A second case of the devastating kiwifruit vine disease Psa-V has been confirmed in Hawke's Bay, with growers upping their spray regimes again.
The outbreak was confirmed yesterday in an orchard close to where the first case of the bacterial infection was found on October 12, on Omaranui Rd, near Taradale.
Growers were increasingly anxious, Hawke's Bay Fruitgrowers Association kiwifruit chairman Peter Olsen said.
"What can we do - we are already doing everything practical that we can as far as orchard hygiene is concerned," he said.
"There will probably be a bit more spraying done to protect the canopy - it's a pretty horrible pest to try and deal with. My understanding is it can't travel on its own - it adheres to moisture and dust. It is extremely difficult to contain something like that."
Last week Hawke's Bay suffered gale-force winds.

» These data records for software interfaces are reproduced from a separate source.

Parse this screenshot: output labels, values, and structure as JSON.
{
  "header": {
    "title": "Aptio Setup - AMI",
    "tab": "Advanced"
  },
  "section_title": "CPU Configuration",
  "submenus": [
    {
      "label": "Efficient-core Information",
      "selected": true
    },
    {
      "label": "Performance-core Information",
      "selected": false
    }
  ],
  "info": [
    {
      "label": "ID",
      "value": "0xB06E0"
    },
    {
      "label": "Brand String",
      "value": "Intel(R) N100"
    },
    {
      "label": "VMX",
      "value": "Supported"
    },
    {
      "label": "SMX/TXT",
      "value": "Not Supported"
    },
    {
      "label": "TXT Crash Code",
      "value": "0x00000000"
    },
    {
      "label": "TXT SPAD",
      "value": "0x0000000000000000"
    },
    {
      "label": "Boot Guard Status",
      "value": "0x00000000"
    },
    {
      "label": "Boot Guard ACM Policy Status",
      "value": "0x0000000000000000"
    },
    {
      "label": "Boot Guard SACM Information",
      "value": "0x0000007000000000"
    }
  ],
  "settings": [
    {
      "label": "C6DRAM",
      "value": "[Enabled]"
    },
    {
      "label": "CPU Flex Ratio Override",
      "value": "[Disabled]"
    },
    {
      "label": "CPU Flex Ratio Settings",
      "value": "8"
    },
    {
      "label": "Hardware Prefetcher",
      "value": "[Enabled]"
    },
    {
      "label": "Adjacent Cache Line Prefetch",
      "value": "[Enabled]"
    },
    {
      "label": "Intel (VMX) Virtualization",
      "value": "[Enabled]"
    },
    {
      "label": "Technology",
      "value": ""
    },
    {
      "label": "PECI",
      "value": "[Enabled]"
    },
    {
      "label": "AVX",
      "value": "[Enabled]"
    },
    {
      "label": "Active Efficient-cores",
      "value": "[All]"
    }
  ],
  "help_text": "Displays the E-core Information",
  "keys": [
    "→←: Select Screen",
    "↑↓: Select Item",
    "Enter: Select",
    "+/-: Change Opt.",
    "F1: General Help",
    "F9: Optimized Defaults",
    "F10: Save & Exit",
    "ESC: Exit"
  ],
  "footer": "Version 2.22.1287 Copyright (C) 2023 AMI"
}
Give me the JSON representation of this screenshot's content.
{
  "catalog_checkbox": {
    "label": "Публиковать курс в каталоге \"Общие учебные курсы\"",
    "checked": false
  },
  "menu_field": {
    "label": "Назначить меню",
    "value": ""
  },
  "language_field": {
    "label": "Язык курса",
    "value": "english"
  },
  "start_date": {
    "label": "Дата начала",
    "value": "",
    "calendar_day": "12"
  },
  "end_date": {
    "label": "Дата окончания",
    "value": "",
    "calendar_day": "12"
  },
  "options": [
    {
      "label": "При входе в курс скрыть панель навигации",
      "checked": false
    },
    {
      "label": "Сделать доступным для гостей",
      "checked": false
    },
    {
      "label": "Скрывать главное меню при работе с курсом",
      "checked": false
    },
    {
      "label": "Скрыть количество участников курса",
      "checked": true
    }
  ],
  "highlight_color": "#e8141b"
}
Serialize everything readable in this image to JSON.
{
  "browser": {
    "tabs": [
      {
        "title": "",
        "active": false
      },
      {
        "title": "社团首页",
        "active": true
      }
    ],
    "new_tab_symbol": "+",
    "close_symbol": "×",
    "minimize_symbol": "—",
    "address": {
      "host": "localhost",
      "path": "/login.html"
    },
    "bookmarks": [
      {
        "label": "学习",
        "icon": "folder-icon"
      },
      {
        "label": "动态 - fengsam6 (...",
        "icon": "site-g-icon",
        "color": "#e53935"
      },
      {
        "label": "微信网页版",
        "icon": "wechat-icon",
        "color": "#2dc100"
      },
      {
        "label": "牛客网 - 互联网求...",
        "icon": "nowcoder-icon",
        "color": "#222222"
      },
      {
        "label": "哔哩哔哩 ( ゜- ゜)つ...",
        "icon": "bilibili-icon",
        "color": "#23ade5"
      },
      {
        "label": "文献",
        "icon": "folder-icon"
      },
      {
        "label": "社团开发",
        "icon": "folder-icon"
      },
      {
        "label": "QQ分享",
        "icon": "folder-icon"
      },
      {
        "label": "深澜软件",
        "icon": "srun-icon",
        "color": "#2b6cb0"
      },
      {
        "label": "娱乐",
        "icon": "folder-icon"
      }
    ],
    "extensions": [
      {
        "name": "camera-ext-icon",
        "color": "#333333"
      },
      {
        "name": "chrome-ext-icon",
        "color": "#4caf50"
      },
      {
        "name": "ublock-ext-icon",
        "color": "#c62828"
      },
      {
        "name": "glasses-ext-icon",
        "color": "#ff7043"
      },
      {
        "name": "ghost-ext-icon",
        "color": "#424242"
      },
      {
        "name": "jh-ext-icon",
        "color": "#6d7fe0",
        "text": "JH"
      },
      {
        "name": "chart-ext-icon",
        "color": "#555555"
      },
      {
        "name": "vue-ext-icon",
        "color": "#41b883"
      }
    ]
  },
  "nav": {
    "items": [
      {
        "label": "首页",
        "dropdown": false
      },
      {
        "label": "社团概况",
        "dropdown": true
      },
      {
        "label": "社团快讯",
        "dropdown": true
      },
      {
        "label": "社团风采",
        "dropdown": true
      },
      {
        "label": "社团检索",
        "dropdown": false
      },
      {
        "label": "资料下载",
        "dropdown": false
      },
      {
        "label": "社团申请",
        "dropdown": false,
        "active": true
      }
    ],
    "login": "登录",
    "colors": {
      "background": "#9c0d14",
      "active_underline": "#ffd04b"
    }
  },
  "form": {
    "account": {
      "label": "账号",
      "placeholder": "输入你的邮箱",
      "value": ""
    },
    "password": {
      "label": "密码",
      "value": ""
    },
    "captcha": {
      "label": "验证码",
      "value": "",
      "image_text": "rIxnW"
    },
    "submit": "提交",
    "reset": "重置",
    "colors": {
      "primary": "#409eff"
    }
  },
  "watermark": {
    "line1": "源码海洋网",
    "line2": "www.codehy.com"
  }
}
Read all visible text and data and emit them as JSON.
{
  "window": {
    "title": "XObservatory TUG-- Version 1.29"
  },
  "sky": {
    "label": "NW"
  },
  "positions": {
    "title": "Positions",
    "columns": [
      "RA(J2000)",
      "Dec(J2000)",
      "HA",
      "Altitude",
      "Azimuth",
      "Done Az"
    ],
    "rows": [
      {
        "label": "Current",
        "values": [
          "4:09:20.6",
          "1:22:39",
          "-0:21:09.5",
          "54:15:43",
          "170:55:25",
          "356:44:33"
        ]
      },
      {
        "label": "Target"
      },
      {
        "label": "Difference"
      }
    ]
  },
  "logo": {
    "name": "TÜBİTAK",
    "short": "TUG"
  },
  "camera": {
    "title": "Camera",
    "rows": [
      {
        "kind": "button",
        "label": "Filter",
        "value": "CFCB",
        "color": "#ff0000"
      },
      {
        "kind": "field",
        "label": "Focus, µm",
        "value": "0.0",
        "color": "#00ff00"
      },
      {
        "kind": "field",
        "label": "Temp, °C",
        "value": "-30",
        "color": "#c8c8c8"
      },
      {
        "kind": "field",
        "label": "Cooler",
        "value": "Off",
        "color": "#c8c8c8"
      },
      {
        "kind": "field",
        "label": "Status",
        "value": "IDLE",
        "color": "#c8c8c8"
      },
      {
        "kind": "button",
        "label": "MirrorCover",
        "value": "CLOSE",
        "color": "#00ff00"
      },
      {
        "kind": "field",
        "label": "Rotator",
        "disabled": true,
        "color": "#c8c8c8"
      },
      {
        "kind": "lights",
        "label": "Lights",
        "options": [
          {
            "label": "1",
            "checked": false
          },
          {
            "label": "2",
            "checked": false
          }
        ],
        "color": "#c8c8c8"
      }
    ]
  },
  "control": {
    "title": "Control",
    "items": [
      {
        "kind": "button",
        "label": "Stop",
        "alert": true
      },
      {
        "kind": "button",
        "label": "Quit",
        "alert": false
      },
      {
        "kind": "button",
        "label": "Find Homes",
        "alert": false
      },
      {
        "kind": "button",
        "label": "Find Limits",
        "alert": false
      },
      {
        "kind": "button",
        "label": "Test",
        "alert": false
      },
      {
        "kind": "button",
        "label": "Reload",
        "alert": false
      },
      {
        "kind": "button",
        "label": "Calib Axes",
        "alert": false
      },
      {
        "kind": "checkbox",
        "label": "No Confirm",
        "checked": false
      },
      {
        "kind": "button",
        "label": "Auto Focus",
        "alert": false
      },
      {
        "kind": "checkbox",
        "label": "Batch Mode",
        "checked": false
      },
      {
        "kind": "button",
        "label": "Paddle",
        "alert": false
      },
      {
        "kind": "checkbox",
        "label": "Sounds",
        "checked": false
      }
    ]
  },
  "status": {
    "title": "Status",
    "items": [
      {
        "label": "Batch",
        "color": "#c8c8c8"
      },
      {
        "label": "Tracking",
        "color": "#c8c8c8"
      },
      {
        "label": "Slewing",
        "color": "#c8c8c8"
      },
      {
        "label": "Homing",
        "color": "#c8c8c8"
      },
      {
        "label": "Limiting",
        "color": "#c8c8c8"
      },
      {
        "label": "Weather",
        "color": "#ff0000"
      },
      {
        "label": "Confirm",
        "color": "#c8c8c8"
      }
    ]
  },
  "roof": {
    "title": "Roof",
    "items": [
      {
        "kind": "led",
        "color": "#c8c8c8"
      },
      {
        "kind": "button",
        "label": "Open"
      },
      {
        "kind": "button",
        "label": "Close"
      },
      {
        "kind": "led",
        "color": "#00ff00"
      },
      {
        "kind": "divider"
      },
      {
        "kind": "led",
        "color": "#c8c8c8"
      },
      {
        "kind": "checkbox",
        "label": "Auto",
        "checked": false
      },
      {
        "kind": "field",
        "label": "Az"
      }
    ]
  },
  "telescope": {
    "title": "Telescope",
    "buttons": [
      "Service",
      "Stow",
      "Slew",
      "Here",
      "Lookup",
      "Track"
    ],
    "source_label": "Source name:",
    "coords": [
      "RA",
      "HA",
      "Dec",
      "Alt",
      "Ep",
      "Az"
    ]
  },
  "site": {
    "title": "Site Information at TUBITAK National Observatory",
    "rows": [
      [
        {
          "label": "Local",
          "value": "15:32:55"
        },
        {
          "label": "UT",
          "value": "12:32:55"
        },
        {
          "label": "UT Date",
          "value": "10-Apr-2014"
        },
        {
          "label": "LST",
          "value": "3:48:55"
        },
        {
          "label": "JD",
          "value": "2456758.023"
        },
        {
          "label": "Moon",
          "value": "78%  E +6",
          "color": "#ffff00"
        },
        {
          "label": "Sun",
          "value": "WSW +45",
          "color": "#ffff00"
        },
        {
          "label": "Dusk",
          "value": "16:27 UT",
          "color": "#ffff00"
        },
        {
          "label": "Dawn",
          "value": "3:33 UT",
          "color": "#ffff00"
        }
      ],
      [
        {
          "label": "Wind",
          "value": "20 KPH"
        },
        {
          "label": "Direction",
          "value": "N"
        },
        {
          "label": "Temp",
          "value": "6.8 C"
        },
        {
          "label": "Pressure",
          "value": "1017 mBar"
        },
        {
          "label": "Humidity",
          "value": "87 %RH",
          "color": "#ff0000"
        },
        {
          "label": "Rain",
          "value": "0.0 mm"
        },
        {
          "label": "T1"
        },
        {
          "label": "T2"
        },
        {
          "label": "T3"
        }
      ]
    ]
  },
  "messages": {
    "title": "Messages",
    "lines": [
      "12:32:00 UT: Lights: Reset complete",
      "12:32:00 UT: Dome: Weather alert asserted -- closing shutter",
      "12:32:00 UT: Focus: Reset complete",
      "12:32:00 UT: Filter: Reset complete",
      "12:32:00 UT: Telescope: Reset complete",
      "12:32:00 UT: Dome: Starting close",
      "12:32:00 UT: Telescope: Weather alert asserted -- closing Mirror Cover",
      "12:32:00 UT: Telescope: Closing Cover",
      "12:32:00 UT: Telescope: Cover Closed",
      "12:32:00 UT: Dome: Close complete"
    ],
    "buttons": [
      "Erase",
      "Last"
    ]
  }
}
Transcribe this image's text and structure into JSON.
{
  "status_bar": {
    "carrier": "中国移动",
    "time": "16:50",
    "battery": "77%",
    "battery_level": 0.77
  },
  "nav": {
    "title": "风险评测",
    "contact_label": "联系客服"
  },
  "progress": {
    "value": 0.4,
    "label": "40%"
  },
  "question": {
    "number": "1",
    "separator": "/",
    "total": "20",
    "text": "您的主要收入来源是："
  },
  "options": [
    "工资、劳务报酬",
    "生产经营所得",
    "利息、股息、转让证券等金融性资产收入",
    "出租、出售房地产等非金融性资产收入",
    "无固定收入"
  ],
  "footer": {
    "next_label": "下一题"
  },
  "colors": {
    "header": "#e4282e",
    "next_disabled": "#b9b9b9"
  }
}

The outbreak was found on gold-variety Hort16A, which growers were encouraged to replace with the more-resistant G3 variety, also a gold kiwifruit, but growing techniques for it have yet to be fully refined.
G3 was grafted on to remaining rootstock, which also showed good resistance to the disease.
"I don't have G3 myself, I just have the old green Hayward variety, but many are putting a lot of faith in it."
He said grower meetings with disease-control agency Kiwifruit Vine Health (KVH) were useful for staying up to date "but there seems to be no magic bullet - we've just got to do what we can".
Last week's meeting had representatives from Hawke's Bay's 50 kiwifruit orchards, he said.
A Hawke's Bay Controlled Area has been established around 43.
KVH called a second meeting of growers for today at Crown Research Institute Plant and Food in Havelock North.
Mr Olsen said "good information" had been given at the first meeting "but nothing dramatically new".
"It was a reinforcement of what we have been told before and what has been learned at the Bay of Plenty over the last couple of years." Figures released by Kiwifruit Vine Health showed the disease had continued to spread.
Forty-two new cases were discovered last week - 21 in Te Puke, seven in Katikati, five in Tauranga east, four in Tauranga west, two in Waikato, two in Franklin, and one in Opotiki. The total number of infected orchards so far was 1670.
Last month the Commerce Commission found there was no conclusive evidence to show the imported pollen sold by Kiwi Pollen caused the Psa outbreak, but the company had misled growers into thinking its pollen came from New Zealand.
"We all knew it would arrive here one day and we have just got to try and learn how to manage it," Mr Olsen said.
A Ministry for Primary Industries report estimated the profit of a typical Bay of Plenty orchard would fall by a third.